The partridges usually came out in family groups, 10 to 12 in close flying formation and traveling a terrific speed. The woodcock generally flew singly and were hard to hit in their erratic flight. The variety of birds and the change of shooting pace necessary to make a kill lent interest and frustration to the shooting.
That first morning our host spread us out in a meadow on one side of a swale, facing a grove of trees and heavy brush on a low hill. The beaters moved toward us, and within a few minutes the birds came out of the trees, flying high and fast across the meadow. The shooting was fast and furious for 30 minutes before the flight was exhausted. I have never seen so many birds. We shot as quickly as we could. After the drive was over, men and dogs gathered the dead birds and placed them in a long line. The count was 338—all pheasants.
My second gun, which was very tightly fitted, gave me trouble this first morning, and I finally abandoned it. But shooting one gun didn't spoil the fun. I would shoot two barrels, the loader would jam in two cartridges and I would shoot again. It was exciting work.
After the birds were gathered into a truck, we moved on a quarter mile to a narrow, wooded ravine. Here the birds came over high and fast and through the trees. It was snap shooting only, with not more than 30 yards of flight before the bird was out of sight. Here I did very well, knocking down nearly all of the birds that came within range. We killed 80 birds in 15 minutes.
We went around a hill to another ravine, where similar shooting occurred, and then came out to a little stone house on the edge of a meadow, where we paused for refreshments—sloe gin, served in little metal cups, with wafers, after which cigars were passed around.
We chatted amiably for a quarter of an hour and then we moved on to another wooded ravine, where the shooting was even more difficult. I suspect we gathered 50 or 60 birds here. The last shoot of the morning was in another open meadow, flanked by low, wooded hills, quite similar to the first shoot. Here again the birds came over literally in hundreds, and we shot over 200.
After this shoot, the Land-Rovers arrived and drove us a mile or two to a small stone cottage, where we were to have lunch. The lady of the house and her daughter were awaiting us with the servants, who had brought the food for our luncheon. We pulled off our heavy outer clothing and were served a glass of piping-hot spiced wine.
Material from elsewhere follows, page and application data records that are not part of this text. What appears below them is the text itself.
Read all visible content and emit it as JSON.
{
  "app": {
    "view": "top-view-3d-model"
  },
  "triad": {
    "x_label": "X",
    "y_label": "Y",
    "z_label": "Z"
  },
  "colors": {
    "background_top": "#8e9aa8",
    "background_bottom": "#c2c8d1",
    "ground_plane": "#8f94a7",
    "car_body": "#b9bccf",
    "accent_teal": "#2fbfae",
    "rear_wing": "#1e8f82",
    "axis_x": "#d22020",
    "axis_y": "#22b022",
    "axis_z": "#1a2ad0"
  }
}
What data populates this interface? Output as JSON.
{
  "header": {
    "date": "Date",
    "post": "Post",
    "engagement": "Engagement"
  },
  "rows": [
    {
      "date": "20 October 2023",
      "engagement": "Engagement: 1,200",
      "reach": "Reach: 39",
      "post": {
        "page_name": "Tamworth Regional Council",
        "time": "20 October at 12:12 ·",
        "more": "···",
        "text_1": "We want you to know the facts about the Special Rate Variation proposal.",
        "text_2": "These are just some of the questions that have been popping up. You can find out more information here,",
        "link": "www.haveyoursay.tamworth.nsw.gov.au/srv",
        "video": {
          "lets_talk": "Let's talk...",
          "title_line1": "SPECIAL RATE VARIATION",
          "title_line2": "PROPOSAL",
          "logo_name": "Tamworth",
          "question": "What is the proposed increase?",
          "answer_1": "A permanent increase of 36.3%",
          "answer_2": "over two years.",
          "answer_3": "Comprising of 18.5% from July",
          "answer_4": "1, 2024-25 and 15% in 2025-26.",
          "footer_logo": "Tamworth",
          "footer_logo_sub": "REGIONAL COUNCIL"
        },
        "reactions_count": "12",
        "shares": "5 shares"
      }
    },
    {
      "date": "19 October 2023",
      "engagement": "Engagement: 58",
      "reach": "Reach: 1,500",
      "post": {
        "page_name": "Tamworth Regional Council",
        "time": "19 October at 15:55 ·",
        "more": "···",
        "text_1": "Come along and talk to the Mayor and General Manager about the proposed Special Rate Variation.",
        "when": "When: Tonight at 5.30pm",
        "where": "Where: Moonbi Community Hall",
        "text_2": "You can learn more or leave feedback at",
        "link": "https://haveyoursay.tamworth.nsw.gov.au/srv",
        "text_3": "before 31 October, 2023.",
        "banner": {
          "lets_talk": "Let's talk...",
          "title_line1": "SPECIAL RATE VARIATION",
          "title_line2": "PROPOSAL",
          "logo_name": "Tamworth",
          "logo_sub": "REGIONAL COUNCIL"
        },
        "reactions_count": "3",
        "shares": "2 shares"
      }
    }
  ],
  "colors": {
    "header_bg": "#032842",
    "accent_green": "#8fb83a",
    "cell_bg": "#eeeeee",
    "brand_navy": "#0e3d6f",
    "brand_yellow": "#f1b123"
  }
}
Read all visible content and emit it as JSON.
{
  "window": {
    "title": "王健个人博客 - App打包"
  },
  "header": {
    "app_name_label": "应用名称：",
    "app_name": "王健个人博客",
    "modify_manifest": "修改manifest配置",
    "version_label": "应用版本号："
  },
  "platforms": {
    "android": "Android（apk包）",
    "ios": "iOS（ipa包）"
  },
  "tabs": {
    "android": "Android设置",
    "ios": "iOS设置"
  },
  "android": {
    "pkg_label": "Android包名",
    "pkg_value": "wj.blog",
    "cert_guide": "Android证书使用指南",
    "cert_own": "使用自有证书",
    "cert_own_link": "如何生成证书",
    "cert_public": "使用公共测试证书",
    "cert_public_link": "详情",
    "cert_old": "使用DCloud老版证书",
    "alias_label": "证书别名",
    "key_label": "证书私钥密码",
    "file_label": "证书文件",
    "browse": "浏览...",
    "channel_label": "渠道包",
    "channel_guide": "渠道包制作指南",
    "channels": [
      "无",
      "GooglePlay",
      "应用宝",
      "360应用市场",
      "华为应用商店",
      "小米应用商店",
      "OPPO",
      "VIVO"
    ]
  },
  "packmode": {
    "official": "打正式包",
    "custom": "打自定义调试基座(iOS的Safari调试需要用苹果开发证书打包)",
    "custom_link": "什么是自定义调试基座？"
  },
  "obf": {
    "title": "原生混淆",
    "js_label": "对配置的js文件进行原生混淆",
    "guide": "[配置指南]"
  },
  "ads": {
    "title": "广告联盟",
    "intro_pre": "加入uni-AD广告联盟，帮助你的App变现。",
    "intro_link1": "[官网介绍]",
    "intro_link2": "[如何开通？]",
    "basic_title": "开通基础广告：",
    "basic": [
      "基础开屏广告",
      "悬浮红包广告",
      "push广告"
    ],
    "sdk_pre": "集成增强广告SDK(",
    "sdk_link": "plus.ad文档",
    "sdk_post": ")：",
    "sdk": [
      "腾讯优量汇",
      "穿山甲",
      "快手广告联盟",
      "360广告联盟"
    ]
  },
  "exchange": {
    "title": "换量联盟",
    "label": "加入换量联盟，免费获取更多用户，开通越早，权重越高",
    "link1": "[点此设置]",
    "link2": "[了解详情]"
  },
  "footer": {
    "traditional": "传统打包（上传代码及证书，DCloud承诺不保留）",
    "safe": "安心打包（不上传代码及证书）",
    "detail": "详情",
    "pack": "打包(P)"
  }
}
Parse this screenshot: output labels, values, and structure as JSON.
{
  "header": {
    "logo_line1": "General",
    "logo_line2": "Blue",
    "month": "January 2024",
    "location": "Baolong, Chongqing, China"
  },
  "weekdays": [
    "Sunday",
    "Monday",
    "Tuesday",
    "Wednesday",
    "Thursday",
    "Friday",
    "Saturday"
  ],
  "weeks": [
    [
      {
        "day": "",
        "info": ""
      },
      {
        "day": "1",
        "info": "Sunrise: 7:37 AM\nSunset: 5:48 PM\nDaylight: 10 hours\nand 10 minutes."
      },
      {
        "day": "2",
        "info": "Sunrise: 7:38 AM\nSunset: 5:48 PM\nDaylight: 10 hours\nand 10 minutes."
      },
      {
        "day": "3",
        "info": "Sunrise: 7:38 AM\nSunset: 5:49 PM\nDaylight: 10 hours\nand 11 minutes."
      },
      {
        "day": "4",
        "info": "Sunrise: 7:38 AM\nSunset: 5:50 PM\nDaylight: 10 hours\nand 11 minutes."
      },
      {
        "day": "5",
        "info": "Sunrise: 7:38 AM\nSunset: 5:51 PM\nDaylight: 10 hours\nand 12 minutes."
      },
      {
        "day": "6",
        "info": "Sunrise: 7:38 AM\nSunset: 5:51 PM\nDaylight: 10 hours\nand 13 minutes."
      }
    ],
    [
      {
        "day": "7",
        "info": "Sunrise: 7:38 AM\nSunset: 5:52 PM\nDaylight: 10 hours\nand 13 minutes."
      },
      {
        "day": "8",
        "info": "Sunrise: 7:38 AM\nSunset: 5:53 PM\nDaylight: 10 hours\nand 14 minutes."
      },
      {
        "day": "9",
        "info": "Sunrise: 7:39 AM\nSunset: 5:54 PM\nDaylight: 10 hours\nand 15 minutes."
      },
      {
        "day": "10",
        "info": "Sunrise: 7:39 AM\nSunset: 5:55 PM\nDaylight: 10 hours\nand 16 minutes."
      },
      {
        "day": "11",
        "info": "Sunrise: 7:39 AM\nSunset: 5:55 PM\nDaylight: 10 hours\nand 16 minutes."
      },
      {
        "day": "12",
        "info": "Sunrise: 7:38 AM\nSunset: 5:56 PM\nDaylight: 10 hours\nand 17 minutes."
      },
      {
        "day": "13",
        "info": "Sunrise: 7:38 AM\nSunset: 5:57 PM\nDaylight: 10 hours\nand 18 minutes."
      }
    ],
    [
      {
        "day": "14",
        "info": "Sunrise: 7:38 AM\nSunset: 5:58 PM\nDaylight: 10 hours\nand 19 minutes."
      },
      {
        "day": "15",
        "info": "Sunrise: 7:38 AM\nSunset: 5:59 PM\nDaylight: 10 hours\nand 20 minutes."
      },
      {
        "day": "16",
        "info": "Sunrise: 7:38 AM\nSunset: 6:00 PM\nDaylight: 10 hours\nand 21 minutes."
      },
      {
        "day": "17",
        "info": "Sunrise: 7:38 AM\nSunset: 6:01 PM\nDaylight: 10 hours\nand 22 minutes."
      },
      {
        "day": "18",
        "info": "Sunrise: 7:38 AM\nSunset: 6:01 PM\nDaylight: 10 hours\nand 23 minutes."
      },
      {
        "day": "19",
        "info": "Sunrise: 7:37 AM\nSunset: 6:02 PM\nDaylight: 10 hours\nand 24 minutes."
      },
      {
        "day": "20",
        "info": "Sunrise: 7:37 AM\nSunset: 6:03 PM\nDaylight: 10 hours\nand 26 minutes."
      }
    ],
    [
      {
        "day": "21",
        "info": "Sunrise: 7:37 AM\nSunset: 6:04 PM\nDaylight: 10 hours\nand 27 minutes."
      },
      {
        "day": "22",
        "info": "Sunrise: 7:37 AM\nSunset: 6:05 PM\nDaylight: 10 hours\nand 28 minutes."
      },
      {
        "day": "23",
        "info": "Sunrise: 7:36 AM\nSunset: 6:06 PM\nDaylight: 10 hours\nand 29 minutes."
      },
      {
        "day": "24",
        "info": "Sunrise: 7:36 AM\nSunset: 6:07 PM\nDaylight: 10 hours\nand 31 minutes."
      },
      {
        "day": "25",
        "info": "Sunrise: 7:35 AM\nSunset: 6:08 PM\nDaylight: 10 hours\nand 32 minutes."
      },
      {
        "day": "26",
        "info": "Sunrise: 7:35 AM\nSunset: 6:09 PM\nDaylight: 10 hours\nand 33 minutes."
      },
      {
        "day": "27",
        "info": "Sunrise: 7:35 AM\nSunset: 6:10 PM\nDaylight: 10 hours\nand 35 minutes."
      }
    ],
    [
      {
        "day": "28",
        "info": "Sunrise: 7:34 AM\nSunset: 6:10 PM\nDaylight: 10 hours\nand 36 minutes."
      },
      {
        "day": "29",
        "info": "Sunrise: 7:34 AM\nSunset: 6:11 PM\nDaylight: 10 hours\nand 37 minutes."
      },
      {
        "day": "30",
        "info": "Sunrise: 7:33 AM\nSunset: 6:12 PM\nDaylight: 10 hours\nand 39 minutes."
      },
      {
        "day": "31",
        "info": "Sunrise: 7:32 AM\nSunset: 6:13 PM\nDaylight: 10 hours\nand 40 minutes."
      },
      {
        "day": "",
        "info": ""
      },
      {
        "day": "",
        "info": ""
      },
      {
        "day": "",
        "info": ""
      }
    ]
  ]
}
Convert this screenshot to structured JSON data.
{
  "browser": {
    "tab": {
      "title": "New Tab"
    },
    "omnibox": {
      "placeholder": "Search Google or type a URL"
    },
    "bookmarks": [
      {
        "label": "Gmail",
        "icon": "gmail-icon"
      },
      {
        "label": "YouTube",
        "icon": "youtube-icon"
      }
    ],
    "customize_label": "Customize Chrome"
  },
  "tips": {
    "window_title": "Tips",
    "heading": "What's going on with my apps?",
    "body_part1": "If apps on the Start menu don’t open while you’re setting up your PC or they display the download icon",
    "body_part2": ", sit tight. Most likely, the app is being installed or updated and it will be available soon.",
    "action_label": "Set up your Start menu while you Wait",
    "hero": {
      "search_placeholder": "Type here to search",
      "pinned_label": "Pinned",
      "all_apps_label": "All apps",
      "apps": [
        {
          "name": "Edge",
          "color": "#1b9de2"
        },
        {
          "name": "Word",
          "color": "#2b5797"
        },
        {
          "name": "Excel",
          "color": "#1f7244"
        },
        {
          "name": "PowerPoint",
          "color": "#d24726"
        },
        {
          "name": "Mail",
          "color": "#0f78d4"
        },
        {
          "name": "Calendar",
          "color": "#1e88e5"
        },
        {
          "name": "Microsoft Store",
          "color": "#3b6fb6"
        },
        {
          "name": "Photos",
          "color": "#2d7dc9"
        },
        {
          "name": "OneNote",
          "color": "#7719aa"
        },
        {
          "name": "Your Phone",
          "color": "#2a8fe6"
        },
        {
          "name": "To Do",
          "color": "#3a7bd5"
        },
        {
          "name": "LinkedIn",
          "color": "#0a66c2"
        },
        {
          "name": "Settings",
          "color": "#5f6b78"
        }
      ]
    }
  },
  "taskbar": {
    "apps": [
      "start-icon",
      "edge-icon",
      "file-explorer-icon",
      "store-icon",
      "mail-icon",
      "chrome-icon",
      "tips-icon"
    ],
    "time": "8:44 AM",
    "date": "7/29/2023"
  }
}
I think it was a claret with cloves and cinnamon and other spices in it. Coming out of the cold air, it was a delightful and warming drink.
A fire in the fireplace, a long table, a hot soup and hot beef stew, with apple strudel topped with thick cream for dessert were welcome luxuries for the cold and slightly weary hunters. The table was laden with a dozen bottles—wine, beer, Scotch, apple cider. During cheese and brandy after lunch, there was much chatter about the morning shoot. Warmed and filled, we donned our heavy coats and set out again.
After eating we made two stands, both of them in meadows facing high, tree-covered hills. The wind had come up, cold and penetrating. The birds came in over the trees, downwind and high overhead. We all had trouble with these targets. By 4 o'clock the light was getting dim, and the signal to mount the Land-Rovers was welcome.
Arriving at Keir, we changed our clothes and met in one of the great halls in front of a large fireplace for tea. The gamekeeper came in with the score—830 birds killed. In the light of my experience in the States this was an incredible number. I asked the host if this was not some kind of a record. "Oh, no," he said. "As a matter of fact, I think we have killed 900 once or twice here before."